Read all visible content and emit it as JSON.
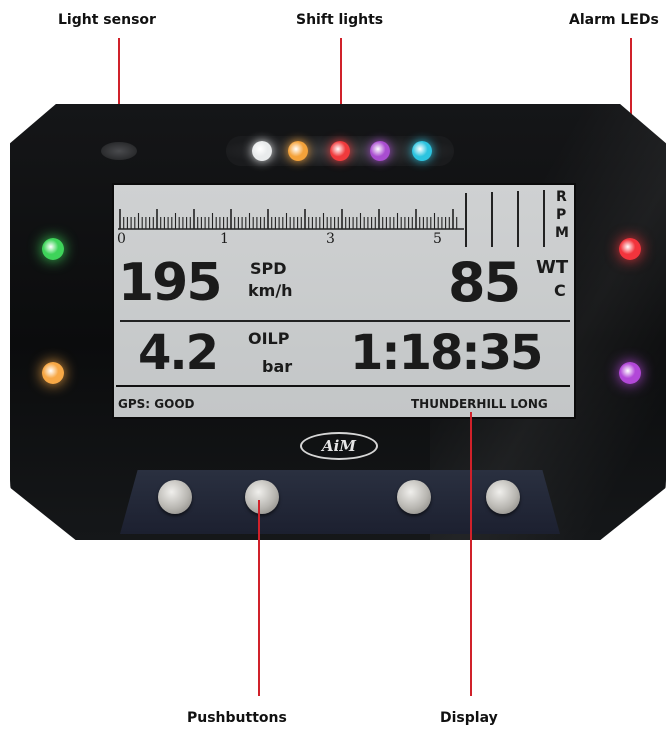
{
  "callouts": {
    "light_sensor": "Light sensor",
    "shift_lights": "Shift lights",
    "alarm_leds": "Alarm LEDs",
    "pushbuttons": "Pushbuttons",
    "display": "Display"
  },
  "device": {
    "brand_logo": "AiM",
    "shift_light_colors": [
      "#e9ebec",
      "#f4a23a",
      "#f03a3c",
      "#a94dd0",
      "#2cc4e0"
    ],
    "alarm_leds": {
      "left_top": "#3ed45a",
      "left_bottom": "#f7a846",
      "right_top": "#f2343c",
      "right_bottom": "#b248d8"
    },
    "pushbutton_count": 4
  },
  "display": {
    "rpm_label": [
      "R",
      "P",
      "M"
    ],
    "rpm_scale": [
      "0",
      "1",
      "3",
      "5"
    ],
    "speed": {
      "value": "195",
      "label": "SPD",
      "unit": "km/h"
    },
    "water_temp": {
      "value": "85",
      "label": "WT",
      "unit": "C"
    },
    "oil_pressure": {
      "value": "4.2",
      "label": "OILP",
      "unit": "bar"
    },
    "lap_time": {
      "value": "1:18:35"
    },
    "gps_status": "GPS: GOOD",
    "track_name": "THUNDERHILL LONG"
  }
}
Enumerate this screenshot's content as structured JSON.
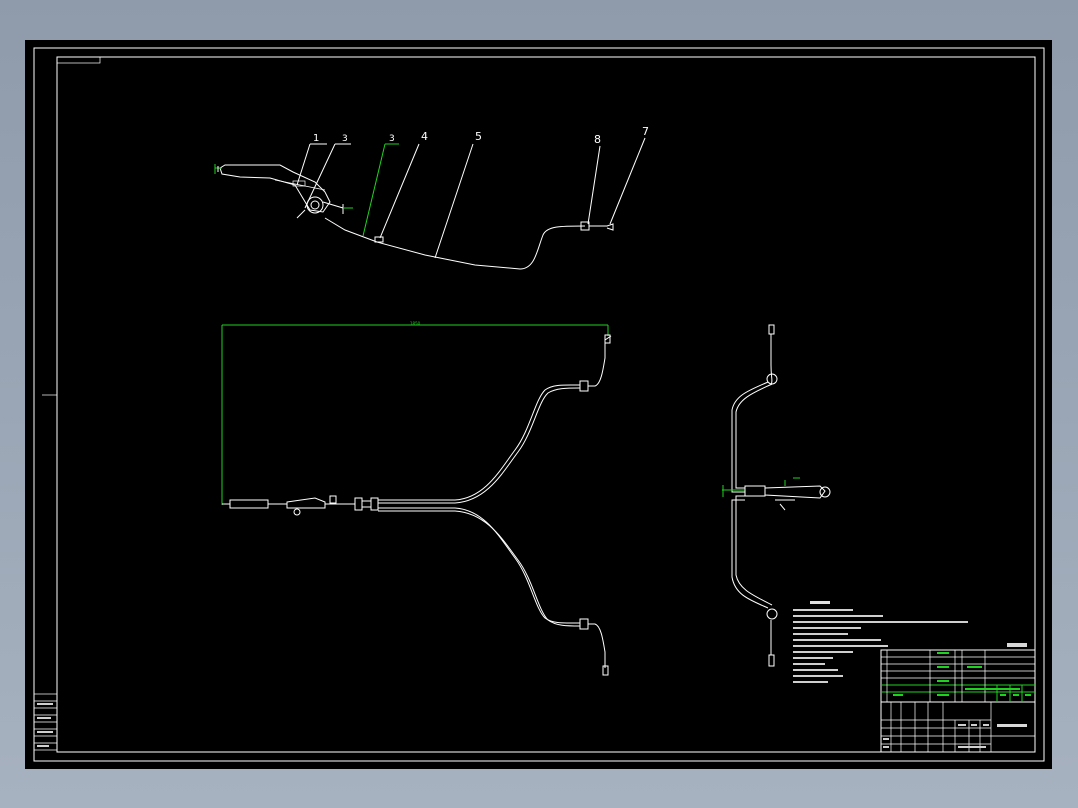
{
  "drawing": {
    "part_labels": [
      "1",
      "3",
      "3",
      "4",
      "5",
      "8",
      "7"
    ],
    "dimension_value": "1850",
    "colors": {
      "background": "#000000",
      "linework": "#ffffff",
      "dimension": "#1fd21f",
      "window_frame": "#9aa6b5"
    }
  }
}
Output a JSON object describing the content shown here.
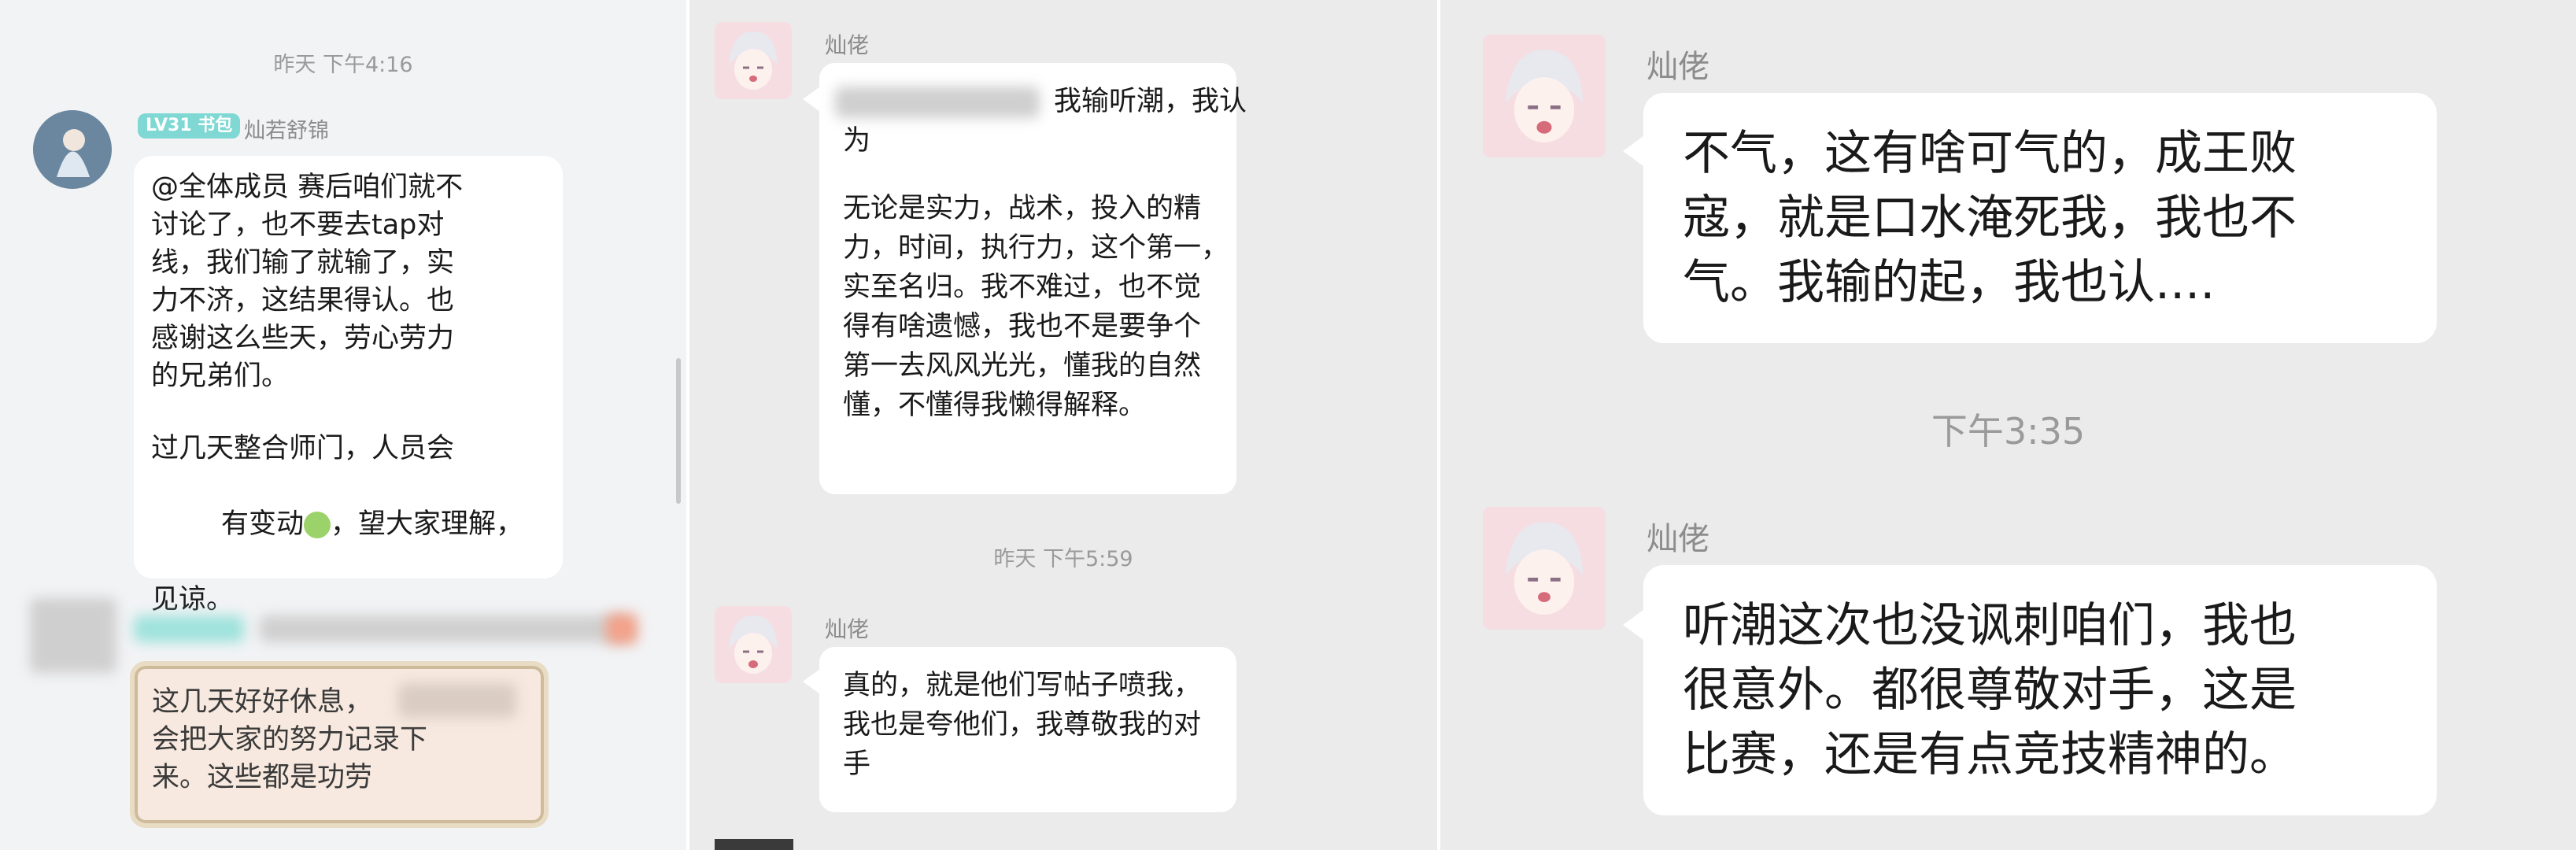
{
  "panel1": {
    "timestamp": "昨天 下午4:16",
    "badge": "LV31 书包",
    "sender": "灿若舒锦",
    "message_lines": [
      "@全体成员 赛后咱们就不",
      "讨论了，也不要去tap对",
      "线，我们输了就输了，实",
      "力不济，这结果得认。也",
      "感谢这么些天，劳心劳力",
      "的兄弟们。",
      "",
      "过几天整合师门，人员会",
      "有变动",
      "，望大家理解，",
      "见谅。"
    ],
    "reply_lines": [
      "这几天好好休息，",
      "会把大家的努力记录下",
      "来。这些都是功劳"
    ]
  },
  "panel2": {
    "sender": "灿佬",
    "message1_first": "我输听潮，我认",
    "message1_lines": [
      "为",
      "",
      "无论是实力，战术，投入的精",
      "力，时间，执行力，这个第一，",
      "实至名归。我不难过，也不觉",
      "得有啥遗憾，我也不是要争个",
      "第一去风风光光，懂我的自然",
      "懂，不懂得我懒得解释。"
    ],
    "timestamp": "昨天 下午5:59",
    "sender2": "灿佬",
    "message2_lines": [
      "真的，就是他们写帖子喷我，",
      "我也是夸他们，我尊敬我的对",
      "手"
    ]
  },
  "panel3": {
    "sender": "灿佬",
    "message1_lines": [
      "不气，这有啥可气的，成王败",
      "寇，就是口水淹死我，我也不",
      "气。我输的起，我也认...."
    ],
    "timestamp": "下午3:35",
    "sender2": "灿佬",
    "message2_lines": [
      "听潮这次也没讽刺咱们，我也",
      "很意外。都很尊敬对手，这是",
      "比赛，还是有点竞技精神的。"
    ]
  },
  "colors": {
    "panel_bg": "#ebebeb",
    "bubble_bg": "#ffffff",
    "badge_bg": "#7fd8d3",
    "avatar_bg": "#f6dde2"
  },
  "icons": [
    "avatar-knight-icon",
    "avatar-anime-icon",
    "emoji-icon"
  ]
}
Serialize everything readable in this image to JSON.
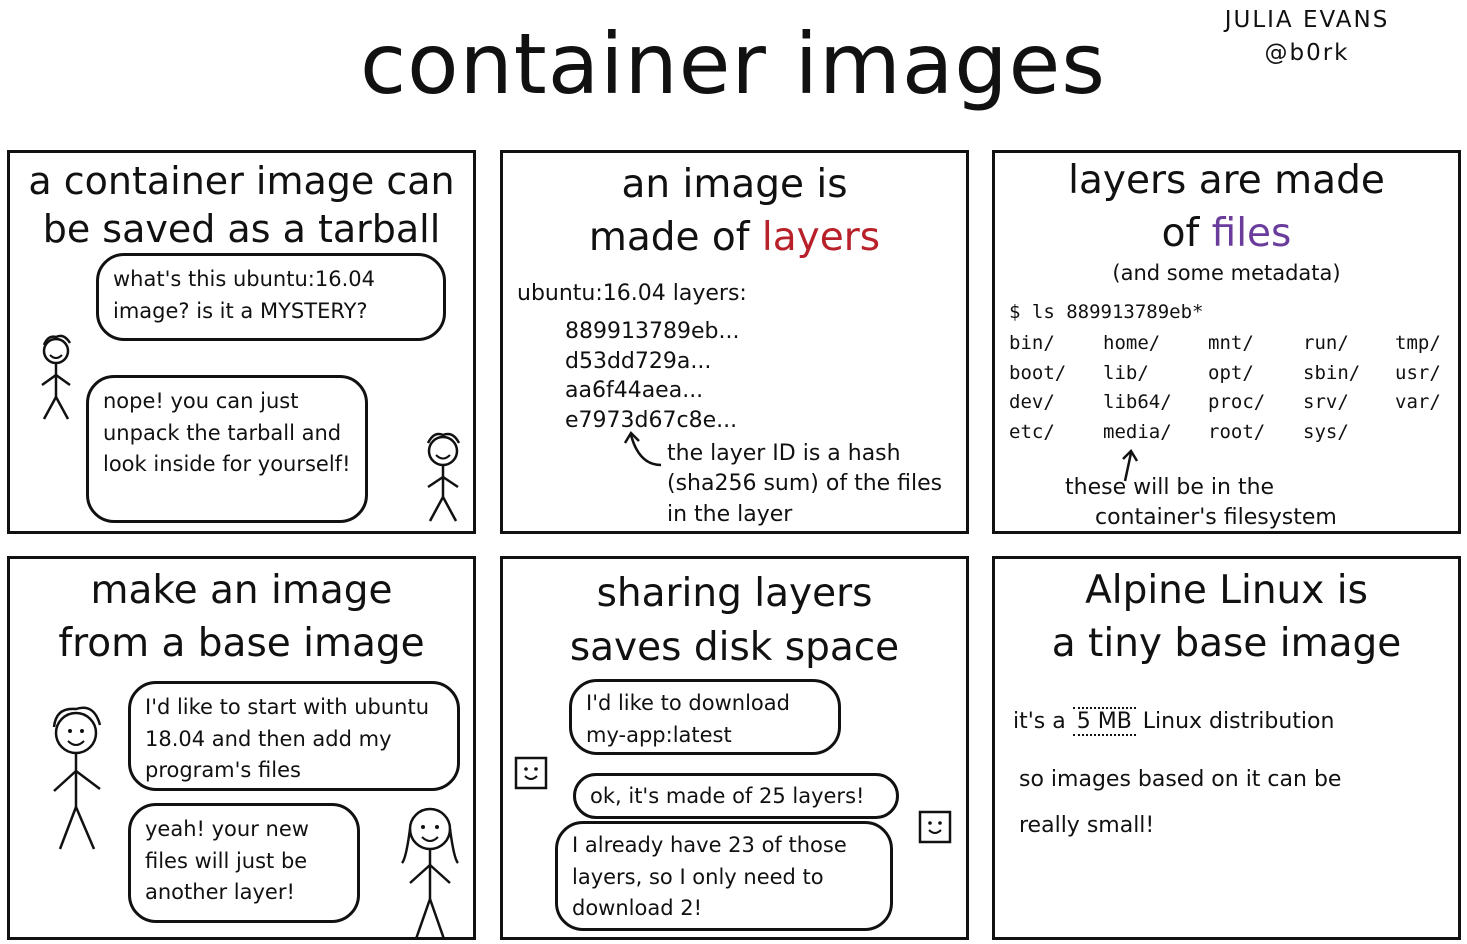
{
  "header": {
    "title": "container images",
    "author_name": "JULIA EVANS",
    "author_handle": "@b0rk"
  },
  "panels": {
    "tarball": {
      "title_line1": "a container image can",
      "title_line2": "be saved as a tarball",
      "bubble1": "what's this ubuntu:16.04 image? is it a MYSTERY?",
      "bubble2": "nope! you can just unpack the tarball and look inside for yourself!"
    },
    "layers": {
      "title_line1": "an image is",
      "title_prefix": "made of ",
      "title_highlight": "layers",
      "list_heading": "ubuntu:16.04 layers:",
      "layer_ids": [
        "889913789eb...",
        "d53dd729a...",
        "aa6f44aea...",
        "e7973d67c8e..."
      ],
      "annotation_line1": "the layer ID is a hash",
      "annotation_line2": "(sha256 sum) of the files",
      "annotation_line3": "in the layer",
      "highlight_color": "#b8212a"
    },
    "files": {
      "title_line1": "layers are made",
      "title_prefix": "of ",
      "title_highlight": "files",
      "subtitle": "(and some metadata)",
      "command": "$ ls 889913789eb*",
      "dir_columns": [
        [
          "bin/",
          "boot/",
          "dev/",
          "etc/"
        ],
        [
          "home/",
          "lib/",
          "lib64/",
          "media/"
        ],
        [
          "mnt/",
          "opt/",
          "proc/",
          "root/"
        ],
        [
          "run/",
          "sbin/",
          "srv/",
          "sys/"
        ],
        [
          "tmp/",
          "usr/",
          "var/"
        ]
      ],
      "annotation_line1": "these will be in the",
      "annotation_line2": "container's filesystem",
      "highlight_color": "#6a3c9b"
    },
    "base_image": {
      "title_line1": "make an image",
      "title_line2": "from a base image",
      "bubble1": "I'd like to start with ubuntu 18.04 and then add my program's files",
      "bubble2": "yeah! your new files will just be another layer!"
    },
    "sharing": {
      "title_line1": "sharing layers",
      "title_line2": "saves disk space",
      "bubble1": "I'd like to download my-app:latest",
      "bubble2": "ok, it's made of 25 layers!",
      "bubble3": "I already have 23 of those layers, so I only need to download 2!"
    },
    "alpine": {
      "title_line1": "Alpine Linux is",
      "title_line2": "a tiny base image",
      "line1_prefix": "it's a ",
      "line1_size": "5 MB",
      "line1_suffix": " Linux distribution",
      "line2": "so images based on it can be",
      "line3": "really small!"
    }
  }
}
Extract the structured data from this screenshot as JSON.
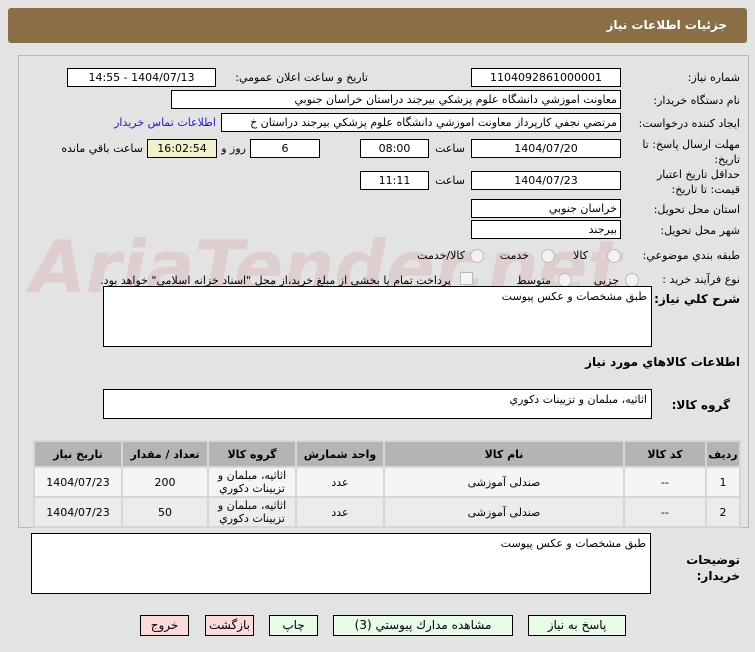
{
  "header": {
    "title": "جزئيات اطلاعات نياز"
  },
  "watermark": "AriaTender.net",
  "fields": {
    "need_number_label": "شماره نياز:",
    "need_number": "1104092861000001",
    "announce_label": "تاريخ و ساعت اعلان عمومي:",
    "announce": "1404/07/13 - 14:55",
    "buyer_label": "نام دستگاه خريدار:",
    "buyer": "معاونت اموزشي دانشگاه علوم پزشكي بيرجند دراستان خراسان جنوبي",
    "creator_label": "ايجاد كننده درخواست:",
    "creator": "مرتضي نجفي كارپرداز معاونت اموزشي دانشگاه علوم پزشكي بيرجند دراستان خ",
    "contact_link": "اطلاعات تماس خريدار",
    "deadline_label": "مهلت ارسال پاسخ: تا تاريخ:",
    "deadline_date": "1404/07/20",
    "time_label": "ساعت",
    "deadline_time": "08:00",
    "days": "6",
    "days_label": "روز و",
    "remaining": "16:02:54",
    "remaining_label": "ساعت باقي مانده",
    "validity_label": "حداقل تاريخ اعتبار قيمت: تا تاريخ:",
    "validity_date": "1404/07/23",
    "validity_time": "11:11",
    "province_label": "استان محل تحويل:",
    "province": "خراسان جنوبي",
    "city_label": "شهر محل تحويل:",
    "city": "بيرجند",
    "category_label": "طبقه بندي موضوعي:",
    "category_options": [
      "كالا",
      "خدمت",
      "كالا/خدمت"
    ],
    "process_label": "نوع فرآيند خريد :",
    "process_options": [
      "جزيي",
      "متوسط"
    ],
    "payment_note": "پرداخت تمام يا بخشي از مبلغ خريد،از محل \"اسناد خزانه اسلامي\" خواهد بود."
  },
  "summary_label": "شرح كلي نياز:",
  "summary": "طبق مشخصات و عكس پيوست",
  "goods_title": "اطلاعات كالاهاي مورد نياز",
  "goods_group_label": "گروه كالا:",
  "goods_group": "اثاثيه، مبلمان و تزيينات دكوري",
  "table": {
    "headers": [
      "رديف",
      "كد كالا",
      "نام كالا",
      "واحد شمارش",
      "گروه كالا",
      "تعداد / مقدار",
      "تاريخ نياز"
    ],
    "rows": [
      [
        "1",
        "--",
        "صندلی آموزشی",
        "عدد",
        "اثاثيه، مبلمان و تزيينات دكوري",
        "200",
        "1404/07/23"
      ],
      [
        "2",
        "--",
        "صندلی آموزشی",
        "عدد",
        "اثاثيه، مبلمان و تزيينات دكوري",
        "50",
        "1404/07/23"
      ]
    ]
  },
  "notes_label": "توضيحات خريدار:",
  "notes": "طبق مشخصات و عكس پيوست",
  "buttons": {
    "reply": "پاسخ به نياز",
    "attachments": "مشاهده مدارك پيوستي (3)",
    "print": "چاپ",
    "back": "بازگشت",
    "exit": "خروج"
  }
}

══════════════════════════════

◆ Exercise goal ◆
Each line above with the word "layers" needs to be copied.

◆ Response box ◆
    "layers": {
      "title_highlight": "layers",
      "list_heading": "ubuntu:16.04 layers:",
      "title_line1": "layers are made",
      "title_line1": "sharing layers",
      "bubble2": "ok, it's made of 25 layers!",
      "bubble3": "I already have 23 of those layers, so I only need to download 2!"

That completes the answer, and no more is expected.